But, for my birthday leg of lamb, I am roasting it, French style, not Spanish. That is to say, I don’t want a slow braise, I want the meat still pink and juicy. I don’t want gravy or sauce. I want to taste the lamb, herb-inflected.

No recipe is required—just fresh thyme and rosemary, garlic, salt and pepper and, most important of all, an instant-read meat thermometer. That roast comes out of the oven when the meat reaches an internal temperature of 135ºF.

Meanwhile, I have been honing my love for lamb by trying other cuts, such as lamb ribs. Like pork ribs, lamb riblets are really fatty. But, if you love lamb as I do, this is good, as the fat conveys the lamb flavor and makes the meat especially succulent and juicy.

Lamb riblets with garlicky sauce.

Lamb Riblets with Garlic Sauce
Costillitas de Cordero al Ajillo

Spanish style, this dish is accompanied by patatas fritas, fries. However, the ribs are also good with rice or cous cous alongside for soaking up the sauce.

Serves 4.

Racks of ribs, cut into segments.
2 ½ pounds lamb riblets (2-3 racks of ribs)
Salt and freshly ground black pepper
2 tablespoons olive oil
2 peeled cloves of garlic + 6 unpeeled cloves garlic
1 slice bread, crusts removed
1 sprig parsley + more for garnish
½ tablespoon pimentón (paprika, not smoked)
1 tomato, peeled and quartered
1 teaspoon oregano
¼ teaspoon ground cumin
¼ cup wine vinegar
1 cup water

Cut the racks into segments of 2 or 3 ribs. Sprinkle with salt and pepper and allow to rest at room temperature for 30 minutes.

Heat the oil in a deep skillet. Fry the 2 peeled garlic cloves, the bread and sprig of parsley. Remove when garlic and bread are golden.

In the same oil, brown the lamb riblets. With the side of a knife, crush the unpeeled garlics. Add them to the pan with the ribs.

In a blender or food processor, combine the fried garlic, fried bread, fried parsley, pimentón, tomato, oregano, cumin and vinegar. Process to make a smooth paste.

Add the paste to the ribs with the water and ½ teaspoon salt. Cover and simmer until the ribs are fork-tender, 30 to 40 minutes. Serve hot garnished with chopped parsley.

Succulent lamb ribs with garlic sauce.


  1. Ah, my father-in-law was just explaining to me about which sheep breeds are used for what. A certain bread was for milk, one for the wool, and another for breeding little lambs for eating (as well as some milk). Churras, Castellanas ... and I can't remember!

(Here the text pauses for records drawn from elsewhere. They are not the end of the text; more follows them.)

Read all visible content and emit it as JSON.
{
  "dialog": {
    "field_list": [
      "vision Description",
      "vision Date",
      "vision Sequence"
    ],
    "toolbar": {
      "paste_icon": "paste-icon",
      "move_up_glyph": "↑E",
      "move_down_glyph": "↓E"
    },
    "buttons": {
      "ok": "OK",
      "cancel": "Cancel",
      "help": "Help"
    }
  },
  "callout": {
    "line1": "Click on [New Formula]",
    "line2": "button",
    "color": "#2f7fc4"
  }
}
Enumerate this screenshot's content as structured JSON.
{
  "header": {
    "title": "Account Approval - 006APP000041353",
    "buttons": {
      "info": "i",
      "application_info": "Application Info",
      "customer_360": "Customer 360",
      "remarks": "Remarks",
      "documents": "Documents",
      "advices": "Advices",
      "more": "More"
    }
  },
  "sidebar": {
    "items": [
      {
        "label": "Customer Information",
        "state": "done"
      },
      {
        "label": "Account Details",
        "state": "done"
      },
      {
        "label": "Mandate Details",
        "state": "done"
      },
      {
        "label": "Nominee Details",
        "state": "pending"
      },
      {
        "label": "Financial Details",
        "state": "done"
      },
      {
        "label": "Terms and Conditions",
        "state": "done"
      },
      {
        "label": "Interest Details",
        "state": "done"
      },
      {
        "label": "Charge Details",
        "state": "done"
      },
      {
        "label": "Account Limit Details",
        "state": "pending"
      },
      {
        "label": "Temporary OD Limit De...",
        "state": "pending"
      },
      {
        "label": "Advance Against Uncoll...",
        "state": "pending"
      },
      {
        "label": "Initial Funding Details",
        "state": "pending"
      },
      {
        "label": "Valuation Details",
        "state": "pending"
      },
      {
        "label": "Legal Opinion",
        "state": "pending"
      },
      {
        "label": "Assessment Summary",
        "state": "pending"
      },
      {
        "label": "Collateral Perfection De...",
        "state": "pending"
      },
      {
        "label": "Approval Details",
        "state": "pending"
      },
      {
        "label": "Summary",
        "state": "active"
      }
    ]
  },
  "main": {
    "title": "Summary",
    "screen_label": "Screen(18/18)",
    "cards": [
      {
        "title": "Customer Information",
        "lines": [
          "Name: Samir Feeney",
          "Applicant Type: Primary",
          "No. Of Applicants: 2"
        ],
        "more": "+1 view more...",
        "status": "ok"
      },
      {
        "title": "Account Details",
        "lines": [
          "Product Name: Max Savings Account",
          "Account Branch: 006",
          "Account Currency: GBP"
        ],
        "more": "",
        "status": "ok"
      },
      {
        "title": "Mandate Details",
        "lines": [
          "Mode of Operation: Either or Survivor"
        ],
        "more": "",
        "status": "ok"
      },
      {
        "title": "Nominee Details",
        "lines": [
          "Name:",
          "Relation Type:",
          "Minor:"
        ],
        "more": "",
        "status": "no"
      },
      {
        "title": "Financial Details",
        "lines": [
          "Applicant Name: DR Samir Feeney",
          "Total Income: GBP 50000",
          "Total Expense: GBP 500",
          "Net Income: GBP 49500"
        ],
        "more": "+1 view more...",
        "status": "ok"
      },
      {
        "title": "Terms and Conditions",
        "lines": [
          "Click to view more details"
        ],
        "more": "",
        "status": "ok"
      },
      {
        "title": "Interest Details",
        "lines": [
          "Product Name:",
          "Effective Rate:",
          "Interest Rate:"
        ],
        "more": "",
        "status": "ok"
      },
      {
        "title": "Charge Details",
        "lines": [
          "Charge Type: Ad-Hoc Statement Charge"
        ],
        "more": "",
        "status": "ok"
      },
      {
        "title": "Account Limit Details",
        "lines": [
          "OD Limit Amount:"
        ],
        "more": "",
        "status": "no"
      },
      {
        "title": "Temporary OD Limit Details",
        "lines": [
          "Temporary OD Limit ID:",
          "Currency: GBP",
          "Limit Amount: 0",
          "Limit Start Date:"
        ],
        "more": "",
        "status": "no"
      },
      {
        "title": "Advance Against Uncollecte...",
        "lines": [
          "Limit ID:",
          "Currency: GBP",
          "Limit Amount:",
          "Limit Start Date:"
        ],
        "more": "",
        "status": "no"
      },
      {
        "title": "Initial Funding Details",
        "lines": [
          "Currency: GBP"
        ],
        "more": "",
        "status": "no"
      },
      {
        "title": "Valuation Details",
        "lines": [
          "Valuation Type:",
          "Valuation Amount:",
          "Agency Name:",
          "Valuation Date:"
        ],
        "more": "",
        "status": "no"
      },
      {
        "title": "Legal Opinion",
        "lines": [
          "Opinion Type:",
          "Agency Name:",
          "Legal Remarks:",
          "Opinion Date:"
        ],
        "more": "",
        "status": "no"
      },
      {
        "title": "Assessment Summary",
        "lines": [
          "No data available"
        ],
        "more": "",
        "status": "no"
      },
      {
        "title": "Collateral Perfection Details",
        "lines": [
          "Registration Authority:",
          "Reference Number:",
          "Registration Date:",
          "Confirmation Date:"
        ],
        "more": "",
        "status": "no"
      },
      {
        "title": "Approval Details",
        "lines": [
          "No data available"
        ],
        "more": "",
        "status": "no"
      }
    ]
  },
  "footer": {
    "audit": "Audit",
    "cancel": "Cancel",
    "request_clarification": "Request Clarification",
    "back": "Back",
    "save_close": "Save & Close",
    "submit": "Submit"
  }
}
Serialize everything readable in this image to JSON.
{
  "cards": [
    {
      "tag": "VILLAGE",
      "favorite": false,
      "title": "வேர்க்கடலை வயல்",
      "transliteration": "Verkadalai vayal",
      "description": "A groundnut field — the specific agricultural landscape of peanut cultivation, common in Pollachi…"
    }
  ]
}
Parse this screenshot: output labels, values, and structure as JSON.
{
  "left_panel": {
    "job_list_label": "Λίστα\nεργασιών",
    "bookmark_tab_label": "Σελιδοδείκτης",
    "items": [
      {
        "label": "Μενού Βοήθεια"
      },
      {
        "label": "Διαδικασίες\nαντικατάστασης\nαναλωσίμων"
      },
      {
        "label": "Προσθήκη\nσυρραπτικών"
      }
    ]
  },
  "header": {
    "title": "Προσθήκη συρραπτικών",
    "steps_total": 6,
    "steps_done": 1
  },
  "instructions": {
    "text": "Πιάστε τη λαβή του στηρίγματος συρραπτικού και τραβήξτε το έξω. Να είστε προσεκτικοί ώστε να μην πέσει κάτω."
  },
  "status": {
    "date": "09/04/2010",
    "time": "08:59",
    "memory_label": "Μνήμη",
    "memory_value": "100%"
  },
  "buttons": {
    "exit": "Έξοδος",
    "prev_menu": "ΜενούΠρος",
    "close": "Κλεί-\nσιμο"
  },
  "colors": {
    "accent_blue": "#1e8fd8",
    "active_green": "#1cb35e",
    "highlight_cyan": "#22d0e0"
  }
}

I didn't have my notebook.

    For our wedding, we had lechazo, a big delicacy in Castilla y León, and I love lamb as well. Your recipe looks divine, and I would love to try my hand at it someday.

    1. Kaley: Only now, the wool is worthless, I am told. Yes, in Spain, baby lamb is for special occasions--your wedding! Also, Christmas Eve. I remember waiting in the queue in Málaga market to buy Christmas lamb. In the US, lamb is for Easter.